**Listed entries**.
====================
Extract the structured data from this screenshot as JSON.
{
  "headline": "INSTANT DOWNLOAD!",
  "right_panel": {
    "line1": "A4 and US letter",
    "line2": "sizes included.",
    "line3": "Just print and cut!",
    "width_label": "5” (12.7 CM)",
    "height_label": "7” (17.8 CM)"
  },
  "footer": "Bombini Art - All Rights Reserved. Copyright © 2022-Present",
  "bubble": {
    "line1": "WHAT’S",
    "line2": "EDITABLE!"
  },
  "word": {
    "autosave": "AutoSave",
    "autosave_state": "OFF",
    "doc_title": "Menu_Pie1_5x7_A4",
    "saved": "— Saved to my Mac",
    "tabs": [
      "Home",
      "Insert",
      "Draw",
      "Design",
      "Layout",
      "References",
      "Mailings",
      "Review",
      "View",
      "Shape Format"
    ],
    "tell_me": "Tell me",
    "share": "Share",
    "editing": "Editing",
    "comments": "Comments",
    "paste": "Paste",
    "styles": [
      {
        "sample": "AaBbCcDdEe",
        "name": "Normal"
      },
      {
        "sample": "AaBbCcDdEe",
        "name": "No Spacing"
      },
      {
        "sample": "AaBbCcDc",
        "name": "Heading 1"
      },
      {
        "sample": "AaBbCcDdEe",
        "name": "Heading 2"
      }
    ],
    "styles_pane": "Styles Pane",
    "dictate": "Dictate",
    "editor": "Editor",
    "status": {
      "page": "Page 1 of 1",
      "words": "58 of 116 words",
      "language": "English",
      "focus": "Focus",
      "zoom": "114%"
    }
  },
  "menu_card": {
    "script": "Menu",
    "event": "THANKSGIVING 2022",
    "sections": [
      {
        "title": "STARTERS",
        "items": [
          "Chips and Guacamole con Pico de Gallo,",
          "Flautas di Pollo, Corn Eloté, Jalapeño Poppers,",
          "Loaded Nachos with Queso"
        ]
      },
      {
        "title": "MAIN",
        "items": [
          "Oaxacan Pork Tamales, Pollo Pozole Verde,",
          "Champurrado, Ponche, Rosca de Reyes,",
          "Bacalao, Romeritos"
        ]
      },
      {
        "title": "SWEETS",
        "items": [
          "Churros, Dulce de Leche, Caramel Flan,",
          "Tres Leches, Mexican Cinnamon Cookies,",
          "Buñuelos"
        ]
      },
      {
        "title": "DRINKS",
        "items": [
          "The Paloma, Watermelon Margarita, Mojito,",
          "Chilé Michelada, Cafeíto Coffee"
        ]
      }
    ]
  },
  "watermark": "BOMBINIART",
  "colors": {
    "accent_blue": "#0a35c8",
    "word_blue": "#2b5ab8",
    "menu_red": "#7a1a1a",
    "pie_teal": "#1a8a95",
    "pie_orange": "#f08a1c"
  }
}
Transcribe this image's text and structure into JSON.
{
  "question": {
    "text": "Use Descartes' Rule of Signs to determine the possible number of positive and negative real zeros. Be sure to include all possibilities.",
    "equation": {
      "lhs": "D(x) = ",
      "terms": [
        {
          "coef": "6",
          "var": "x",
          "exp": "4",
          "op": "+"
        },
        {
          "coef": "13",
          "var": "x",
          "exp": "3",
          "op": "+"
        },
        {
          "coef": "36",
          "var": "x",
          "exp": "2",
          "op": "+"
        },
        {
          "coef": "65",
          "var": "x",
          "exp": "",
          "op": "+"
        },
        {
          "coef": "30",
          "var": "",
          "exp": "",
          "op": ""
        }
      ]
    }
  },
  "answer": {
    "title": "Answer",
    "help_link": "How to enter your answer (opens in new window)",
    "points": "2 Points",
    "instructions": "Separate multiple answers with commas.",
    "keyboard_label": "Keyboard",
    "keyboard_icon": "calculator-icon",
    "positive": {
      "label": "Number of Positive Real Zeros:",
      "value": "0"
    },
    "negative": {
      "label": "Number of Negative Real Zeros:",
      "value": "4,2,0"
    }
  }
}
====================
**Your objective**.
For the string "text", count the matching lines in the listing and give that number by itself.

**Answer box**.
2